## [Your task]
Please copy out all lines of the entries that contain the word "товаре".

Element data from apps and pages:
※
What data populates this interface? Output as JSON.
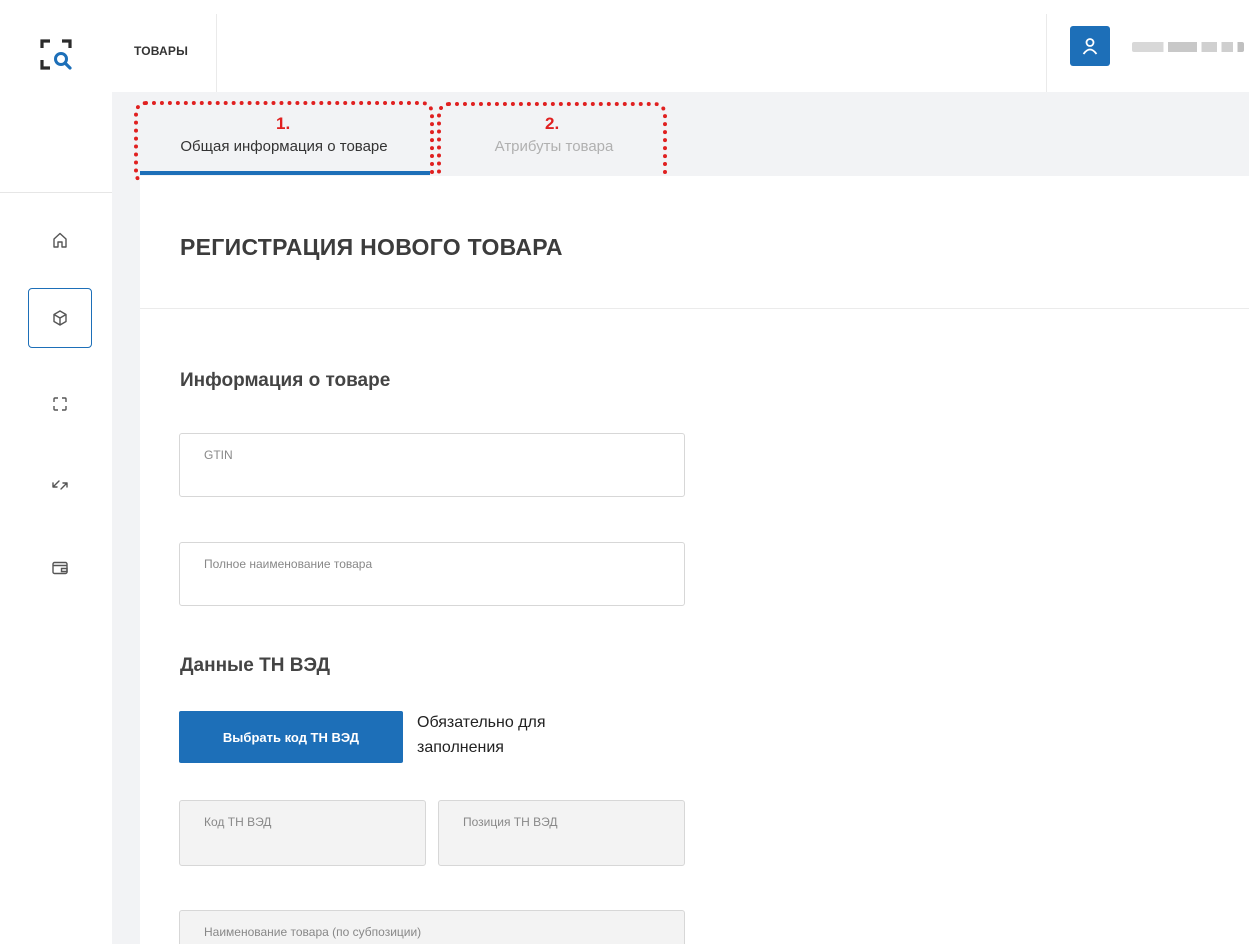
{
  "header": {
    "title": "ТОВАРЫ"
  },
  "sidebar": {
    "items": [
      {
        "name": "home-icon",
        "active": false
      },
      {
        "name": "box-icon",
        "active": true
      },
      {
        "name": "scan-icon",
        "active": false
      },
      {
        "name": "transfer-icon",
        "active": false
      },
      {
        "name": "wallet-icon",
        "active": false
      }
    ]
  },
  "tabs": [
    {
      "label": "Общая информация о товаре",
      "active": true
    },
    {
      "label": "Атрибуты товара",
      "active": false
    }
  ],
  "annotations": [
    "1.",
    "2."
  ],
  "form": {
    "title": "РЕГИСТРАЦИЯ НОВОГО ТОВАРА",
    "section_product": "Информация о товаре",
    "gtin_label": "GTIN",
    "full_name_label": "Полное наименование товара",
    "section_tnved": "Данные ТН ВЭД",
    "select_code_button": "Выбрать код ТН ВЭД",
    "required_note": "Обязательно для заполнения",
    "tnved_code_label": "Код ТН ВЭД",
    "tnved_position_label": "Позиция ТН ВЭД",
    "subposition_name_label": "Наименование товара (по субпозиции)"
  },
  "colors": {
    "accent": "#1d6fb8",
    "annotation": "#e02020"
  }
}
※
## [Written solution]
      "label": "Общая информация о товаре",
    "section_product": "Информация о товаре",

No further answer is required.